Receive up to $504 promo credit ($180 w/Welcome Unlimited, $360 w/ 5G Start, or $504 w/5G Do More, 5G Play More, 5G Get More or One Unlimited for iPhone plan (Welcome Unlimited and One Unlimited for iPhone plans can't be mixed w/other Unlimited plans; all lines on the account req'd on respective plans)) when you add a new smartphone line with your own 4G/5G smartphone on an eligible postpaid plan between 2/10/23 and 4/5/23. Promo credit applied over 36 months; promo credits end if eligibility requirements are no longer met.
$699.99 (128 GB only) device payment purchase or full retail purchase w/ new smartphone line on One Unlimited for iPhone (all lines on account req'd on plan), 5G Start, 5G Do More, 5G Play More or 5G Get More plan req'd. Less $699.99 promo credit applied over 36 mos.; promo credit ends if eligibility req’s are no longer met; 0% APR.
I’ve just spent 2and a half hours on the phone with Verizon support with no resolution to my issue. My call was dropped twice during the process.
About a week ago my company turned on FIPS protection. Prior to that security certificates were generated and installed in my VPN client software.
Since the change I have been unable to connect to my work.
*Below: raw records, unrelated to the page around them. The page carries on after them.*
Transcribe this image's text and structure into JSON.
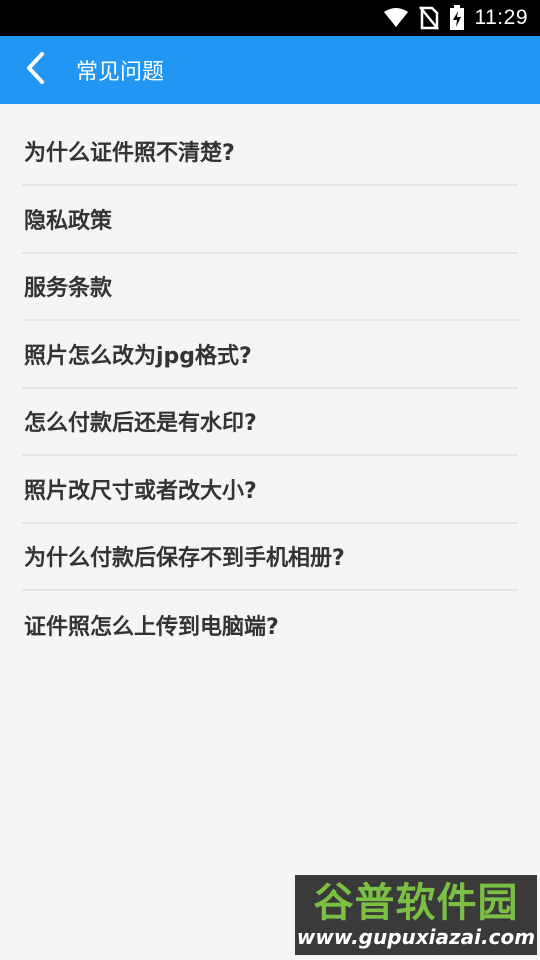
{
  "status_bar": {
    "time": "11:29",
    "icons": [
      "wifi-icon",
      "no-sim-icon",
      "battery-charging-icon"
    ]
  },
  "app_bar": {
    "back_icon": "chevron-left-icon",
    "title": "常见问题",
    "background": "#2196f3"
  },
  "faq": {
    "items": [
      {
        "label": "为什么证件照不清楚?"
      },
      {
        "label": "隐私政策"
      },
      {
        "label": "服务条款"
      },
      {
        "label": "照片怎么改为jpg格式?"
      },
      {
        "label": "怎么付款后还是有水印?"
      },
      {
        "label": "照片改尺寸或者改大小?"
      },
      {
        "label": "为什么付款后保存不到手机相册?"
      },
      {
        "label": "证件照怎么上传到电脑端?"
      }
    ]
  },
  "watermark": {
    "logo_text": "谷普软件园",
    "url": "www.gupuxiazai.com",
    "logo_color": "#7bc043"
  }
}
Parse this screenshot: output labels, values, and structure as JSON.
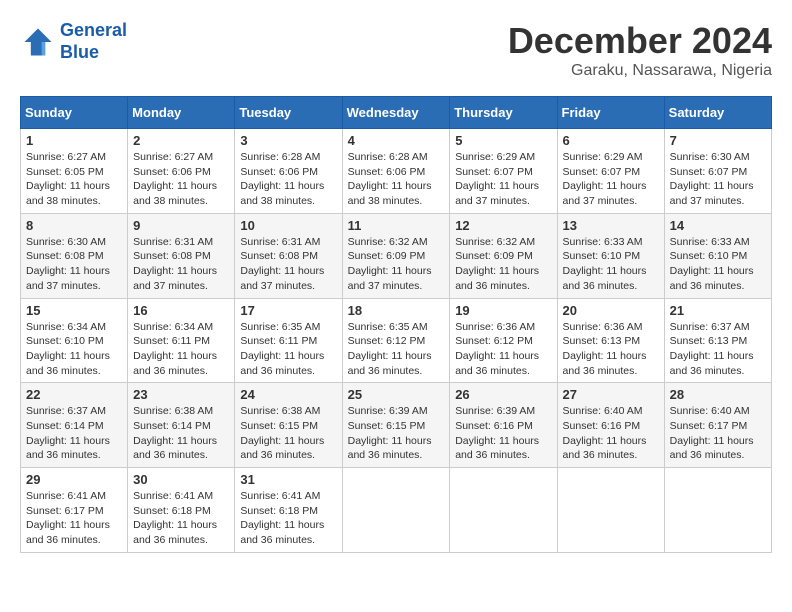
{
  "header": {
    "logo_line1": "General",
    "logo_line2": "Blue",
    "month": "December 2024",
    "location": "Garaku, Nassarawa, Nigeria"
  },
  "days_of_week": [
    "Sunday",
    "Monday",
    "Tuesday",
    "Wednesday",
    "Thursday",
    "Friday",
    "Saturday"
  ],
  "weeks": [
    [
      {
        "day": "1",
        "sunrise": "6:27 AM",
        "sunset": "6:05 PM",
        "daylight": "11 hours and 38 minutes."
      },
      {
        "day": "2",
        "sunrise": "6:27 AM",
        "sunset": "6:06 PM",
        "daylight": "11 hours and 38 minutes."
      },
      {
        "day": "3",
        "sunrise": "6:28 AM",
        "sunset": "6:06 PM",
        "daylight": "11 hours and 38 minutes."
      },
      {
        "day": "4",
        "sunrise": "6:28 AM",
        "sunset": "6:06 PM",
        "daylight": "11 hours and 38 minutes."
      },
      {
        "day": "5",
        "sunrise": "6:29 AM",
        "sunset": "6:07 PM",
        "daylight": "11 hours and 37 minutes."
      },
      {
        "day": "6",
        "sunrise": "6:29 AM",
        "sunset": "6:07 PM",
        "daylight": "11 hours and 37 minutes."
      },
      {
        "day": "7",
        "sunrise": "6:30 AM",
        "sunset": "6:07 PM",
        "daylight": "11 hours and 37 minutes."
      }
    ],
    [
      {
        "day": "8",
        "sunrise": "6:30 AM",
        "sunset": "6:08 PM",
        "daylight": "11 hours and 37 minutes."
      },
      {
        "day": "9",
        "sunrise": "6:31 AM",
        "sunset": "6:08 PM",
        "daylight": "11 hours and 37 minutes."
      },
      {
        "day": "10",
        "sunrise": "6:31 AM",
        "sunset": "6:08 PM",
        "daylight": "11 hours and 37 minutes."
      },
      {
        "day": "11",
        "sunrise": "6:32 AM",
        "sunset": "6:09 PM",
        "daylight": "11 hours and 37 minutes."
      },
      {
        "day": "12",
        "sunrise": "6:32 AM",
        "sunset": "6:09 PM",
        "daylight": "11 hours and 36 minutes."
      },
      {
        "day": "13",
        "sunrise": "6:33 AM",
        "sunset": "6:10 PM",
        "daylight": "11 hours and 36 minutes."
      },
      {
        "day": "14",
        "sunrise": "6:33 AM",
        "sunset": "6:10 PM",
        "daylight": "11 hours and 36 minutes."
      }
    ],
    [
      {
        "day": "15",
        "sunrise": "6:34 AM",
        "sunset": "6:10 PM",
        "daylight": "11 hours and 36 minutes."
      },
      {
        "day": "16",
        "sunrise": "6:34 AM",
        "sunset": "6:11 PM",
        "daylight": "11 hours and 36 minutes."
      },
      {
        "day": "17",
        "sunrise": "6:35 AM",
        "sunset": "6:11 PM",
        "daylight": "11 hours and 36 minutes."
      },
      {
        "day": "18",
        "sunrise": "6:35 AM",
        "sunset": "6:12 PM",
        "daylight": "11 hours and 36 minutes."
      },
      {
        "day": "19",
        "sunrise": "6:36 AM",
        "sunset": "6:12 PM",
        "daylight": "11 hours and 36 minutes."
      },
      {
        "day": "20",
        "sunrise": "6:36 AM",
        "sunset": "6:13 PM",
        "daylight": "11 hours and 36 minutes."
      },
      {
        "day": "21",
        "sunrise": "6:37 AM",
        "sunset": "6:13 PM",
        "daylight": "11 hours and 36 minutes."
      }
    ],
    [
      {
        "day": "22",
        "sunrise": "6:37 AM",
        "sunset": "6:14 PM",
        "daylight": "11 hours and 36 minutes."
      },
      {
        "day": "23",
        "sunrise": "6:38 AM",
        "sunset": "6:14 PM",
        "daylight": "11 hours and 36 minutes."
      },
      {
        "day": "24",
        "sunrise": "6:38 AM",
        "sunset": "6:15 PM",
        "daylight": "11 hours and 36 minutes."
      },
      {
        "day": "25",
        "sunrise": "6:39 AM",
        "sunset": "6:15 PM",
        "daylight": "11 hours and 36 minutes."
      },
      {
        "day": "26",
        "sunrise": "6:39 AM",
        "sunset": "6:16 PM",
        "daylight": "11 hours and 36 minutes."
      },
      {
        "day": "27",
        "sunrise": "6:40 AM",
        "sunset": "6:16 PM",
        "daylight": "11 hours and 36 minutes."
      },
      {
        "day": "28",
        "sunrise": "6:40 AM",
        "sunset": "6:17 PM",
        "daylight": "11 hours and 36 minutes."
      }
    ],
    [
      {
        "day": "29",
        "sunrise": "6:41 AM",
        "sunset": "6:17 PM",
        "daylight": "11 hours and 36 minutes."
      },
      {
        "day": "30",
        "sunrise": "6:41 AM",
        "sunset": "6:18 PM",
        "daylight": "11 hours and 36 minutes."
      },
      {
        "day": "31",
        "sunrise": "6:41 AM",
        "sunset": "6:18 PM",
        "daylight": "11 hours and 36 minutes."
      },
      null,
      null,
      null,
      null
    ]
  ]
}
I have taken my desktop to the IT department at work and it was tested and is functioning properly through the VPN client.
I also borrowed a laptop from work that has successfully connected via the VPN client and it also doesn’t connect from home.
I used the GRC.com test facility to test ports 500 and 4500 with the result being “Stealth”. The note from the facility says that in order to use VPN this should be “Open”.
How do I get the ports opened?
You need to learn how to manage the settings in your router to match the requirements of the specific VPN your company is using. Most VPNs will work through a home router without any special settings, however if your VPN requires ports to be open for inbound traffic then you'll need to manually set that up.
You'll want to establish "port forwarding" to the specific internal IP address of the computer in your home for the ports in question.
If that seems to difficult, you can put your computer into the DMZ, however that will expose it to all internet traffic sent toward your network. This generally not considered a good idea unless the computer in the DMZ has is carefully maintained in order to be protected against internet threats
Putting the computer in the DMZ is a good diagnostic tool as well.
Believe me I have tried to port forward, turning off the firewall, DMZ on both my DSL modem and my router. Nothing gets me past the block that Verizon has on those ports.
After another hour on the phone I finally got to someone at their premium services department. They offered for an additional $16 per month some protection software that should correct the problem or a one time half hour service for $40 to allow the port to pass through.
Since the other people from my business have no issue and pay no extra fees using Time Warner , I think that is where I’m headed.
It is a shame that Verizon doesn’t realize that us landline customers are a dying breed. You would think that they might want to keep up with the rest of the world.
After all I just want to get some work done from home. I'm not streaming video or hosting web services.